Let’s imagine you are a casual NBA fan. Instead of watching every minute of each game, you flip through the channels, and mix in some action with American Idol. As the fourth quarter winds down, you check a few scores to find watchable games.
On Wednesday, the late run by Orlando made their game watchable, and fans tuned in to see the MVP candidate fight for a victory. Let’s take a look at Orlando’s final plays:
- 1:10 remaining in 4th quarter – Jameer Nelson makes driving layup (82-82)
- 0:39 remaining in 4th quarter – Jameer Nelson misses 21-foot jumper (82-84)
- 0:06 remaining in 4th quarter – Jameer Nelson misses 5-foot two point shot (82-84)
- 0:00 remaining in 4th quarter – Hedo Turkoglu misses 28-foot three pointer (82-85)
There it is. Jameer Nelson’s MVP candidacy goes down in flames. He missed two game-tying shots, and his teammate Hedo Turkoglu misfired at the buzzer.
In reality, the actual MVP candidate’s impact near the end wasn’t easy to identify on offense. Dwight Howard only touched the ball once in the closing moments. Seriously.
Stan Van Gundy deserves credit, though, for trying to get his best player the ball in crunch time. With 13.0 seconds left, the Magic ran a pick-and-roll with Nelson and Howard. According to Synergy Sports Technology, Dwight is the best roll man in the NBA, averaging 1.45 points per possession. The plan was great, but Jameer kept the ball, and lofted a floater over Jason Collins.

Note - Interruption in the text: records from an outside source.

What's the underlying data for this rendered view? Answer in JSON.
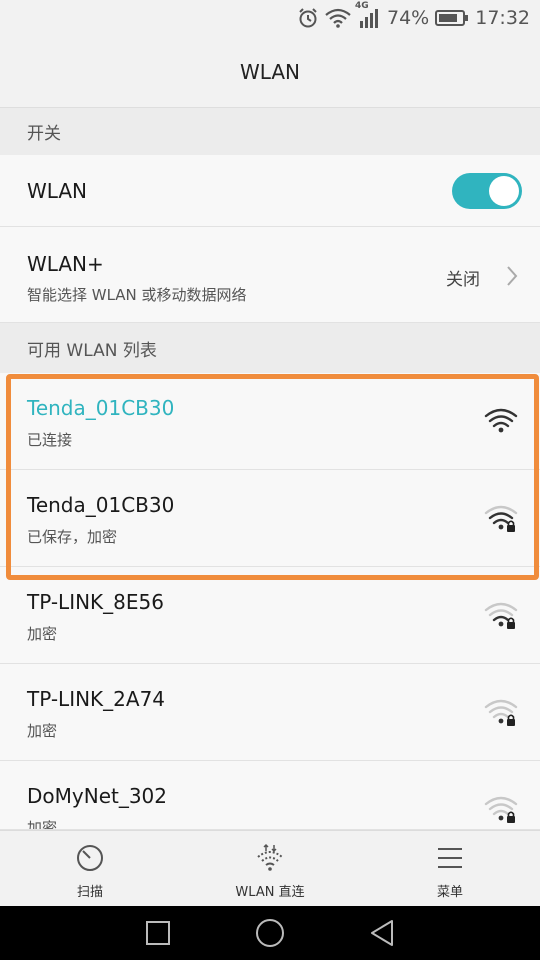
{
  "status_bar": {
    "network_type": "4G",
    "battery_percent": "74%",
    "time": "17:32",
    "icons": [
      "alarm-icon",
      "wifi-icon",
      "signal-icon",
      "battery-icon"
    ]
  },
  "title": "WLAN",
  "switch_section": {
    "header": "开关",
    "wlan_label": "WLAN",
    "wlan_enabled": true,
    "wlan_plus_label": "WLAN+",
    "wlan_plus_desc": "智能选择 WLAN 或移动数据网络",
    "wlan_plus_state": "关闭"
  },
  "networks_section": {
    "header": "可用 WLAN 列表",
    "networks": [
      {
        "ssid": "Tenda_01CB30",
        "status": "已连接",
        "connected": true,
        "secured": false,
        "signal": 4
      },
      {
        "ssid": "Tenda_01CB30",
        "status": "已保存，加密",
        "connected": false,
        "secured": true,
        "signal": 3
      },
      {
        "ssid": "TP-LINK_8E56",
        "status": "加密",
        "connected": false,
        "secured": true,
        "signal": 2
      },
      {
        "ssid": "TP-LINK_2A74",
        "status": "加密",
        "connected": false,
        "secured": true,
        "signal": 1
      },
      {
        "ssid": "DoMyNet_302",
        "status": "加密",
        "connected": false,
        "secured": true,
        "signal": 1
      }
    ]
  },
  "bottom_bar": {
    "scan_label": "扫描",
    "direct_label": "WLAN 直连",
    "menu_label": "菜单"
  },
  "colors": {
    "accent": "#30b4bf",
    "connected_text": "#30b4bf",
    "highlight_border": "#f08c3c"
  }
}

Derrick Rose and LeBron James are Dwight Howard’s main competition in the MVP race. Is there any chance those players don’t attempt a shot at the end a close game?
In fairness, there are plenty of reasons this transpired in Atlanta. First, Howard was in foul trouble, and one more whistle would have ended his night. Maybe the Magic didn’t want to force the ball to Dwight, and potentially lose him for overtime? Second, Dwight wasn’t playing great, and even if he was, it is impossible to find your best player all the time.

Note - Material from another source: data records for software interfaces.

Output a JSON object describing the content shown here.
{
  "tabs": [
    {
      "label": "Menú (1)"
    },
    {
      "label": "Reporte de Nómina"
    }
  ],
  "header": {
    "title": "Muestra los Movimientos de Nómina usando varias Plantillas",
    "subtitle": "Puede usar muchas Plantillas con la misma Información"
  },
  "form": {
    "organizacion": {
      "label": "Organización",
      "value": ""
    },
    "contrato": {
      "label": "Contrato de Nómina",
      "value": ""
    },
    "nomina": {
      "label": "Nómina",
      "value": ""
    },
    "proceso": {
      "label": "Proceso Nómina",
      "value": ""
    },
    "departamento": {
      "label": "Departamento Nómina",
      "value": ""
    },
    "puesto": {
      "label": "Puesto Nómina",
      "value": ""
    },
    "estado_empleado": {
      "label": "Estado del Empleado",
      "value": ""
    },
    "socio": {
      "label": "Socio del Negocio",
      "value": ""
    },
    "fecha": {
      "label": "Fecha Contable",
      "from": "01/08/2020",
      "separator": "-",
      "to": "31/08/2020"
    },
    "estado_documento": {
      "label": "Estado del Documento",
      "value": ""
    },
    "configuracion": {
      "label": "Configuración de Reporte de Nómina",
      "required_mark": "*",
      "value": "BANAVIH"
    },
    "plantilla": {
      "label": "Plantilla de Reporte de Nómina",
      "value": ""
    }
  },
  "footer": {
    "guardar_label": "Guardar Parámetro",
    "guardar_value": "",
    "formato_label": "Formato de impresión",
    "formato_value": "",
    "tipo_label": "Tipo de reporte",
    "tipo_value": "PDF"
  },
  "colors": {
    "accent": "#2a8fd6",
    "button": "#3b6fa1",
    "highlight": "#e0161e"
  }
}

Furthermore, basketball is a beautiful combination of offense and defense, and one could argue Dwight could have made his final impact on the defensive end.
However, the final minutes of Wednesday’s game shed a different light on the MVP race. On offense, Dwight Howard is more dependent on external factors than other candidates, and it is no fault of his own. His position demands his presence down low, and his teammates are responsible for passing him the ball.

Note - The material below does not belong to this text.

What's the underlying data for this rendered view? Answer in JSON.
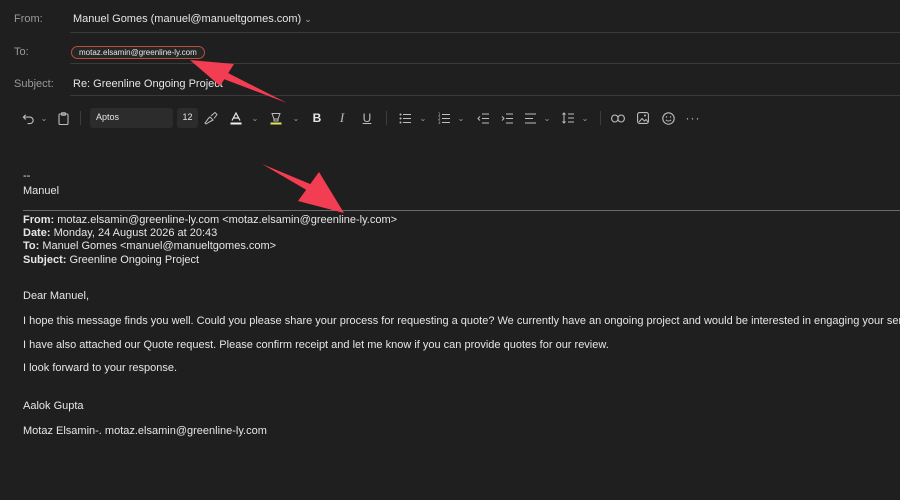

Derrick Rose and LeBron James can hold the rock in tight games, and guarantee themselves the final shot. Tom Thibodeau and Erik Spoelstra have some say, but players make the final decision. The ball is in their hands. The ball is in Dwight’s hands if his teammates pass him the ball, or if he works his tail off and secures an offensive rebound.
Many people watch the closing minutes and witness the important shots. If they don’t catch the games live, they tune in to the post-game shows and see the final seconds replayed.
A common belief is the best player gets the last look on offense. On the final play versus the Hawks, Dwight Howard set screens. A great screen could be the most impactful action on the floor, but they don’t garner the same attention as a buzzer beater.
What should fans think about Dwight Howard if they only saw the final moments in Atlanta? Is he the third of fourth option for Orlando?